Most of us forget important and not-so-important things on a regular basis: “I had completely forgotten today was George’s birthday! Thank you so much for reminding me. Your memory is excellent!”

Memory is a crucial cognitive skill. With it, you remember your past experiences, as well as retain the knowledge you need for everyday tasks. We tend to see it as a whole, however, saying that we have “a good memory” or “a bad memory.” In actuality, remembering what you ate yesterday uses a different part of the brain than remembering that Paris is the capital of France. Indeed, scientific studies show that different areas of the brain are activated according to what kind of information you are remembering. In fact, several groups of neurons in several areas of the brain can be simultaneously activated to build a memory.

Memory can be classified according to its duration and focus.

Sensory memory is the most transient. It records new information perceived for just milliseconds.

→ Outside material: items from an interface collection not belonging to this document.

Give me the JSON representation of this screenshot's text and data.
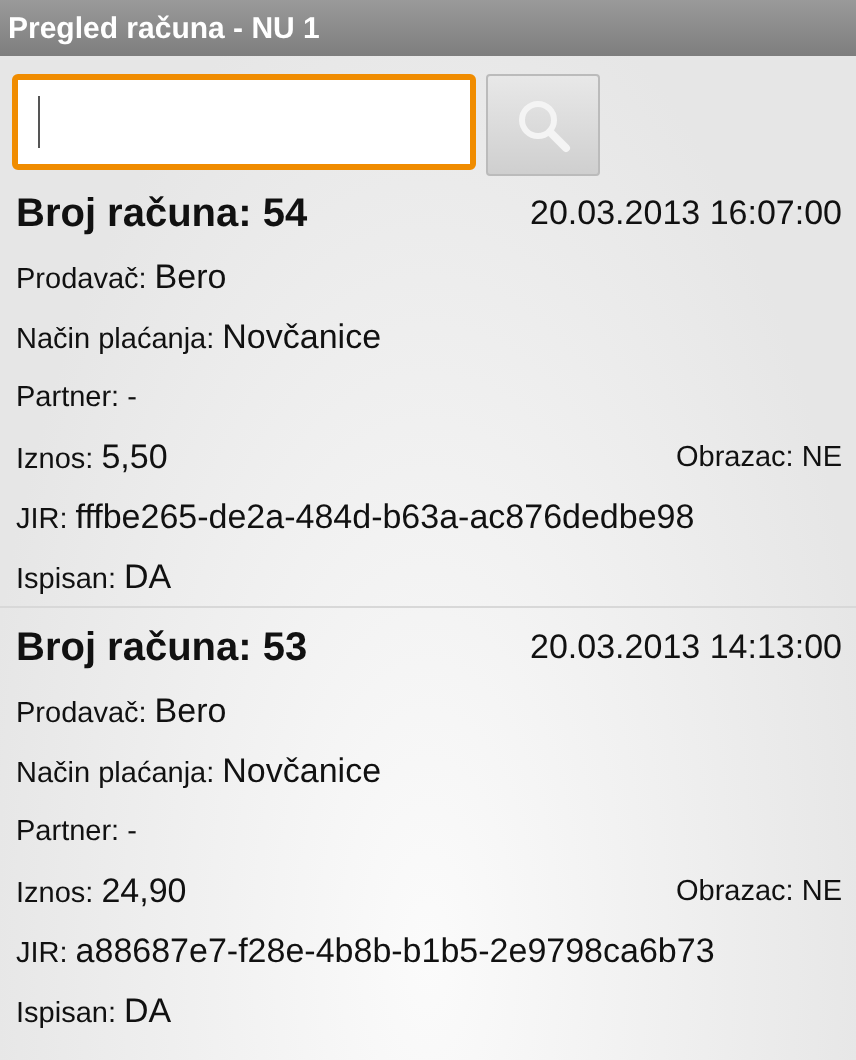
{
  "window": {
    "title": "Pregled računa - NU 1"
  },
  "search": {
    "focused": true
  },
  "records": [
    {
      "title": "Broj računa: 54",
      "datetime": "20.03.2013 16:07:00",
      "fields": [
        {
          "label": "Prodavač:",
          "value": "Bero"
        },
        {
          "label": "Način plaćanja:",
          "value": "Novčanice"
        },
        {
          "label": "Partner: -"
        },
        {
          "label": "Iznos:",
          "value": "5,50",
          "aside": "Obrazac: NE"
        },
        {
          "label": "JIR:",
          "value": "fffbe265-de2a-484d-b63a-ac876dedbe98"
        },
        {
          "label": "Ispisan:",
          "value": "DA"
        }
      ]
    },
    {
      "title": "Broj računa: 53",
      "datetime": "20.03.2013 14:13:00",
      "fields": [
        {
          "label": "Prodavač:",
          "value": "Bero"
        },
        {
          "label": "Način plaćanja:",
          "value": "Novčanice"
        },
        {
          "label": "Partner: -"
        },
        {
          "label": "Iznos:",
          "value": "24,90",
          "aside": "Obrazac: NE"
        },
        {
          "label": "JIR:",
          "value": "a88687e7-f28e-4b8b-b1b5-2e9798ca6b73"
        },
        {
          "label": "Ispisan:",
          "value": "DA"
        }
      ]
    }
  ]
}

Short-term memory then takes over and stores the information for about one minute. When you read, your short-term memory is active, helping you remember the sentence you just read so that you can make sense of the next sentence.

Long-term memory is used when you want to remember information for a longer period of time. This type of memory, which has unlimited content capacity and duration, contains all your long-lasting memories. Long-term memories can be stored for a long time and in several forms.

Episodic memory: When you recall something that you did yesterday, your last doctor’s appointment, or a friend’s birthday party, you are remembering personal events in context. This information is stored and retrieved by your episodic memory.

Semantic memory: Rules of grammar, the names of capital cities, and multiplication tables are general knowledge not linked to any particular memorization context; this type of information involves semantic memory. Although the information was initially of an episodic type (you first learned your multiplication tables in the context of Ms. Murray’s classroom), it becomes semantic memory through abstraction of the spatial and temporal context in which it was memorized (you no longer think about Ms. Murray’s classroom when you multiply 9 times 9). Semantic memory enables you to remember a fact without referencing the context in which you learned it.

Procedural memory: The ability to automatically reproduce certain actions—playing the piano, riding a bicycle, or driving a car—involves your procedural memory. You perform these actions automatically, without conscious recall of the memory of learning the specific process.

Memory may be called upon and trained in multiple and varied ways. The four memory exercise sets that follow are a good starting point for improving your memory.

Tale Teller, which helps you develop a method for understanding and memorizing texts.

Complete Proverbs, which brings cultural knowledge to mind by searching deep into memory.

Words, Where Are You?, which activates your visual and verbal memory capacities

Associations, which reminds you of global semantic knowledge— and may even help you acquire and memorize knowledge in specific fields.

We will be discussing these techniques in details in the upcoming posts on memory improvement.